World’s Muslims pray, fast during Ramadan holy month

by Elizabeth Putnam

Taqee Khaled plans on waking up before sunrise Friday to eat breakfast. It will be his first and last meal until the sun goes down.

Returning to bed to take a nap before his first class, Khaled will read from the Quran and say a Muslim sunrise prayer, the Fajr.

His day will continue with classes and prayers focusing on the inner self and God.

Around the world, more than one billion Muslims will begin observing Ramadan on Friday, with prayer and fasting during the ninth month of the Islamic calendar.

Muslims believe during this month God revealed the Quran to the prophet Muhammad through the Angel Gabriel.

The month-long observance is a time of introspection, said Caesar Farah, professor of Middle Eastern and Islamic studies at the University.

“They fast from the time they can distinguish between a black and a white thread in the morning until sunset,” Farah said. “Fasting is one of the five pillars of the Islam faith.”

Muslims use the time to correct bad habits and improve their behavior, said Khaled, the president of the Muslim Student Association.

“Fasting allows us to focus on God by taking away the focus on physical needs,” Khaled said. “When you are in the state of fasting, in Islam it is an act of worshiping. You do it for no other reason than that you are commanded to.”

Khaled said he has more time during the day to study or pray.

“You don’t ever have to worry about what you are going to eat,” Khaled said. “You don’t have to worry about how long the line is at Chipotle.”

Ramadan begins at first sight of the crescent moon. The observance is determined by religious leaders and varies in different locations of the world, Farah said.

Sometimes it falls during finals week or in the summertime.

“Fasting can get exhausting during finals week, but we would view that as part of the purpose of Ramadan,” Khaled said. “Fasting includes not drinking water and you’re not suppose to chew gum or smoke.”

No able-bodied Muslim is excused from fasting, Khaled said.

“If you are sick or traveling then you are excused from fasting,” Khaled said. “You have to make it up through charity.”

Farah said pregnant or nursing women and the elderly could also be excused.

The fast is broken at sundown when families and friends sit down to eat a meal and pray together.

Traditionally, Muslims pray five times per day.

A special prayer, the Taraweeh, is not required but is often spoken during Ramadan as an offering. The prayer can last hours, Khaled said.

During the last 10 days of Ramadan, Muslims celebrate the Night of Power with extra prayer to recognize when Muhammad received the first line of the Quran.

Farah said the United States should stop attacking Afghanistan during Ramadan if it has any respect for the Islamic world.

“We don’t think along the same lines. We think that this is a military operation and we aren’t going to give up for any reason,” Farah said.

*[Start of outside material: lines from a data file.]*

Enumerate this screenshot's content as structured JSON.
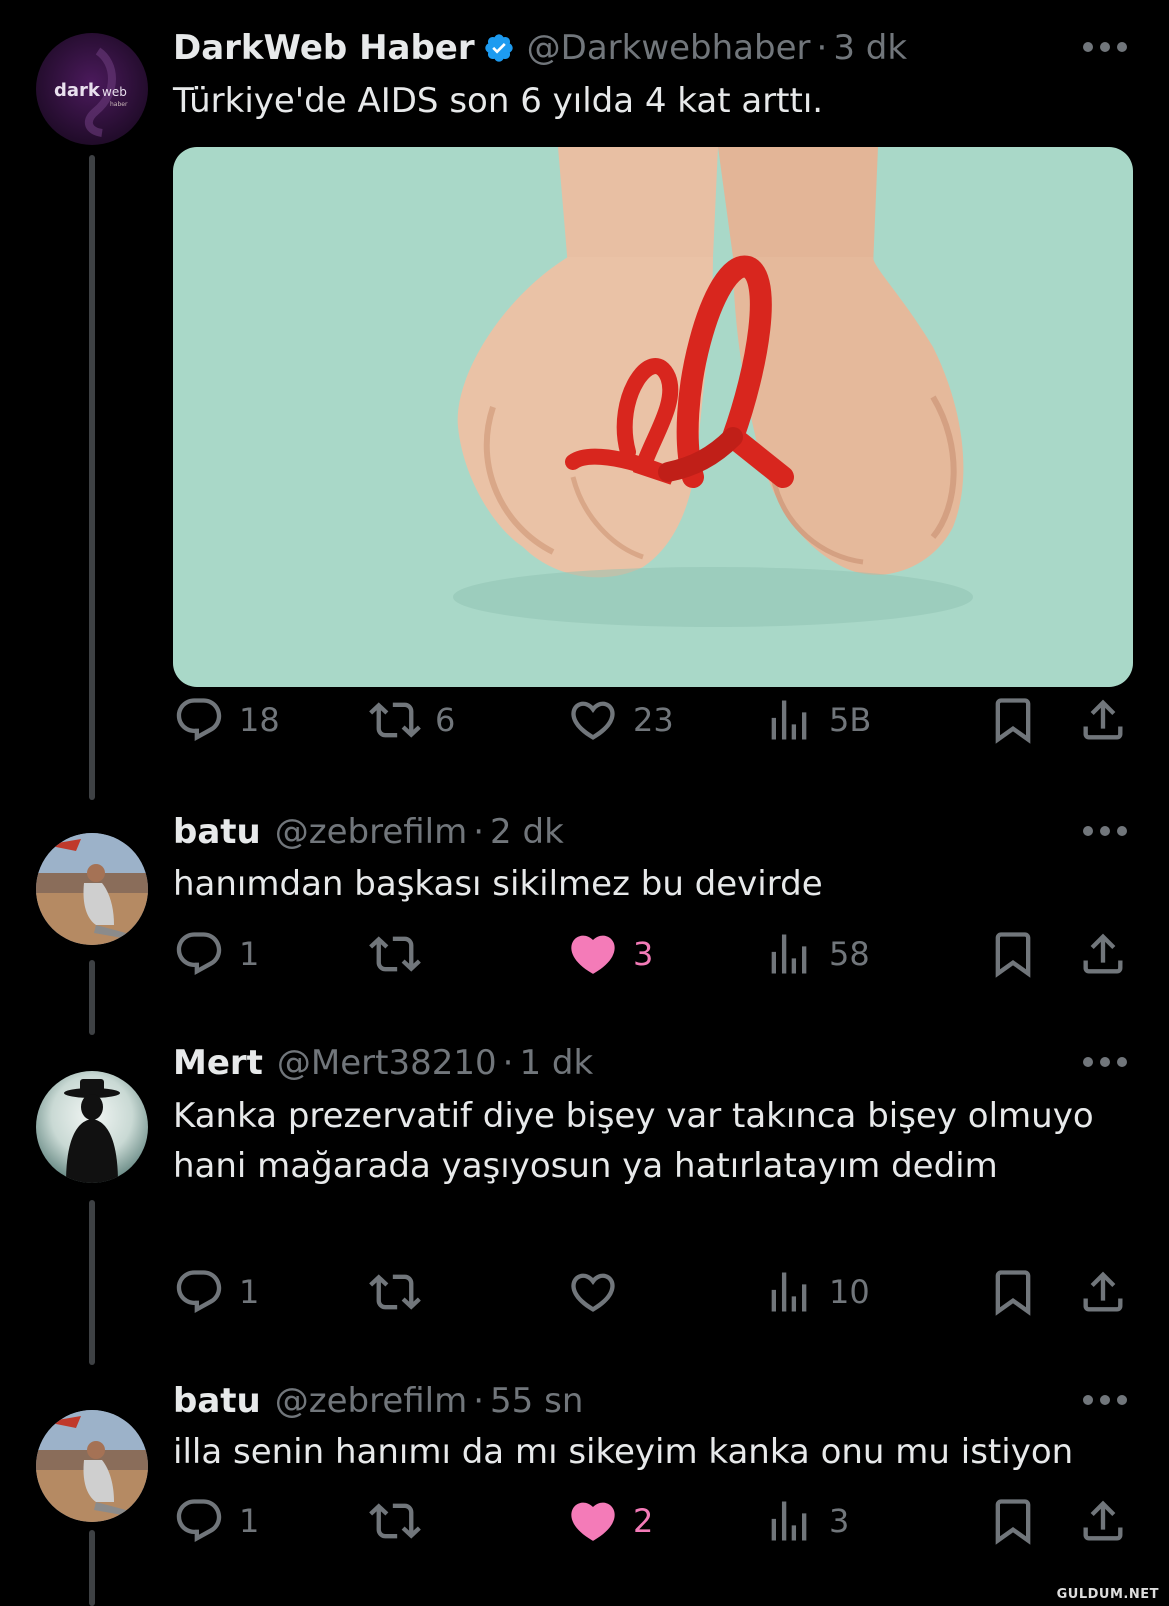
{
  "tweets": [
    {
      "name": "DarkWeb Haber",
      "verified": true,
      "handle": "@Darkwebhaber",
      "time": "3 dk",
      "text": "Türkiye'de AIDS son 6 yılda 4 kat arttı.",
      "avatar_text": "darkweb",
      "avatar_subtext": "haber",
      "has_media": true,
      "media_alt": "hands-holding-red-ribbons",
      "replies": "18",
      "retweets": "6",
      "likes": "23",
      "liked": false,
      "views": "5B"
    },
    {
      "name": "batu",
      "verified": false,
      "handle": "@zebrefilm",
      "time": "2 dk",
      "text": "hanımdan başkası sikilmez bu devirde",
      "replies": "1",
      "retweets": "",
      "likes": "3",
      "liked": true,
      "views": "58"
    },
    {
      "name": "Mert",
      "verified": false,
      "handle": "@Mert38210",
      "time": "1 dk",
      "text": "Kanka prezervatif diye bişey var takınca bişey olmuyo hani mağarada yaşıyosun ya hatırlatayım dedim",
      "replies": "1",
      "retweets": "",
      "likes": "",
      "liked": false,
      "views": "10"
    },
    {
      "name": "batu",
      "verified": false,
      "handle": "@zebrefilm",
      "time": "55 sn",
      "text": "illa senin hanımı da mı sikeyim kanka onu mu istiyon",
      "replies": "1",
      "retweets": "",
      "likes": "2",
      "liked": true,
      "views": "3"
    }
  ],
  "separator": "·",
  "watermark": "GULDUM.NET",
  "colors": {
    "background": "#000000",
    "primary_text": "#e7e9ea",
    "secondary_text": "#71767b",
    "like_pink": "#f91880",
    "verified_blue": "#1d9bf0",
    "media_bg": "#a9d8c8",
    "ribbon_red": "#d8261e"
  },
  "icons": [
    "reply-icon",
    "retweet-icon",
    "like-icon",
    "views-icon",
    "bookmark-icon",
    "share-icon",
    "more-icon",
    "verified-icon"
  ]
}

He also said not ceasing operations in observance would further tarnish the poor image many already have of the United States.

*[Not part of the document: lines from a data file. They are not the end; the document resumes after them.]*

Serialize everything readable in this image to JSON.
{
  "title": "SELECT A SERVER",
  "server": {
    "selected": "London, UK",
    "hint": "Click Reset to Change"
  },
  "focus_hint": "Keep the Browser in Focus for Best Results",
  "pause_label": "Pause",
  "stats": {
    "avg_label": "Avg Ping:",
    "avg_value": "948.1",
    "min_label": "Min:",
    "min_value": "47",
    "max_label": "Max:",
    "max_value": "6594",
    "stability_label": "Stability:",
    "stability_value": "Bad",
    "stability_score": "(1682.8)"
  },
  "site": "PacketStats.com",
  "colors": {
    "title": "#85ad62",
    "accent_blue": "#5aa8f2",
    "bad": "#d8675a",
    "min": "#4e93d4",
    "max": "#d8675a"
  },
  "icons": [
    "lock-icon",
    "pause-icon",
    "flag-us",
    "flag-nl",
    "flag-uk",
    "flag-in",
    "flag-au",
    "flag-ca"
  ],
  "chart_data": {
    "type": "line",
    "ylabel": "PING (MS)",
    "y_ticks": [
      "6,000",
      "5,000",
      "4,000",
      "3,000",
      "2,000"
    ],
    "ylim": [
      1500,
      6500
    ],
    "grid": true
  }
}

Killing Osama bin Laden would be a mistake because he would be considered a martyr and his following would increase, Farah said.

“If he dies, he will become a saint to his followers,” Farah said. “So the best thing to do, if we can avoid it, is not to kill him.”

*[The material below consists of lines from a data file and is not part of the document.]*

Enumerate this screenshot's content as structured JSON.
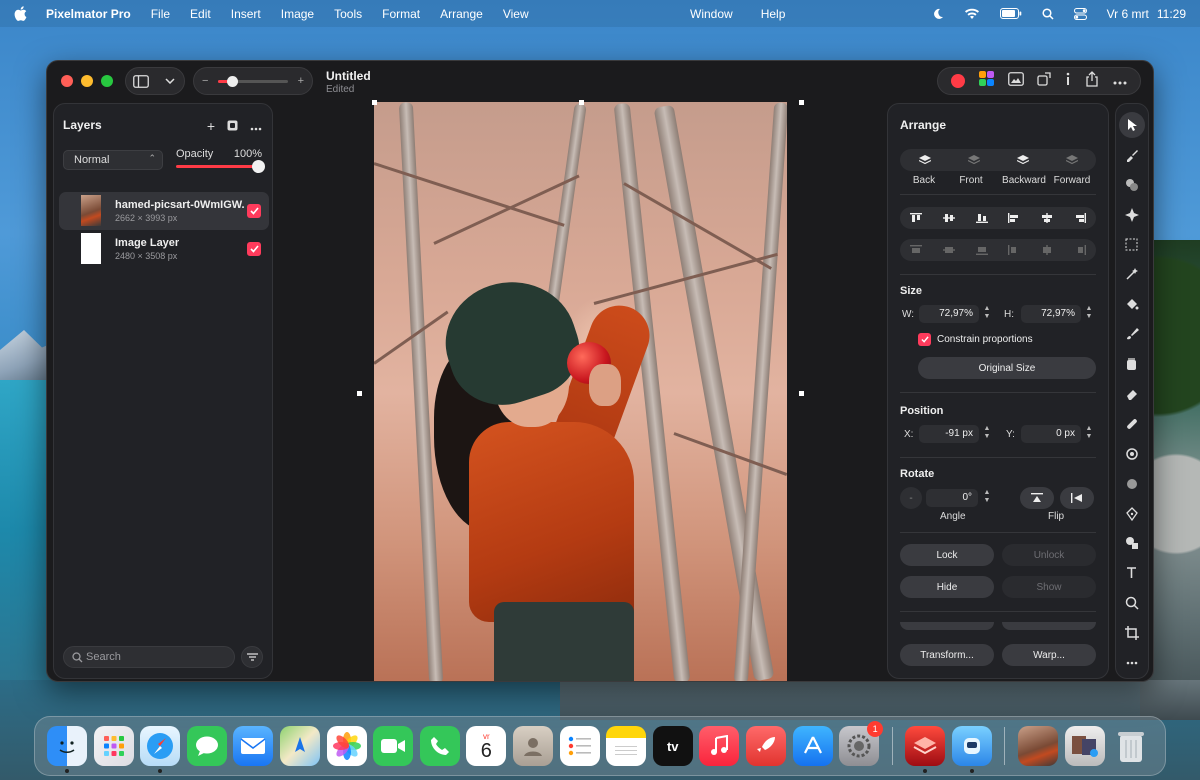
{
  "menubar": {
    "app_name": "Pixelmator Pro",
    "items": [
      "File",
      "Edit",
      "Insert",
      "Image",
      "Tools",
      "Format",
      "Arrange",
      "View"
    ],
    "center_items": [
      "Window",
      "Help"
    ],
    "date": "Vr 6 mrt",
    "time": "11:29"
  },
  "window": {
    "title": "Untitled",
    "subtitle": "Edited",
    "zoom_percent": 20
  },
  "layers": {
    "title": "Layers",
    "blend_mode": "Normal",
    "opacity_label": "Opacity",
    "opacity_value": "100%",
    "items": [
      {
        "name": "hamed-picsart-0WmIGW...",
        "size": "2662 × 3993 px",
        "visible": true,
        "selected": true
      },
      {
        "name": "Image Layer",
        "size": "2480 × 3508 px",
        "visible": true,
        "selected": false
      }
    ],
    "search_placeholder": "Search"
  },
  "arrange": {
    "title": "Arrange",
    "order_buttons": [
      "Back",
      "Front",
      "Backward",
      "Forward"
    ],
    "size": {
      "label": "Size",
      "w_label": "W:",
      "w_value": "72,97%",
      "h_label": "H:",
      "h_value": "72,97%",
      "constrain_label": "Constrain proportions",
      "original_size_button": "Original Size"
    },
    "position": {
      "label": "Position",
      "x_label": "X:",
      "x_value": "-91 px",
      "y_label": "Y:",
      "y_value": "0 px"
    },
    "rotate": {
      "label": "Rotate",
      "angle_value": "0°",
      "angle_label": "Angle",
      "flip_label": "Flip"
    },
    "lock_button": "Lock",
    "unlock_button": "Unlock",
    "hide_button": "Hide",
    "show_button": "Show",
    "transform_button": "Transform...",
    "warp_button": "Warp..."
  },
  "dock": {
    "calendar_month": "vr",
    "calendar_day": "6",
    "settings_badge": "1",
    "tv_label": "tv"
  },
  "colors": {
    "accent": "#ff3b46",
    "checkbox": "#ff3b5c"
  }
}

Khaled said bin Laden is a blurred Robin Hood figure for Afghanistans.

The impact on refugees would be devastating because they are already starving and would be without food even though the Northern Alliance has gained some control, he said.

Pakistani President Pervez Musharraf objects to the strikes and last week visited officials in Paris and London imploring them to halt the military operation.

Prime Minister Tony Blair said the operations should continue until all objectives are met.

Defense officials said Wednesday because the Taliban is collapsing, a new military plan would limit the use of bombs with the beginning of Ramadan.

However Victoria Clarke, spokeswoman for Defense Secretary Donald Rumsfeld, said Thursday that the bombing will not stop.

Elizabeth Putnam welcomes comments at [email protected]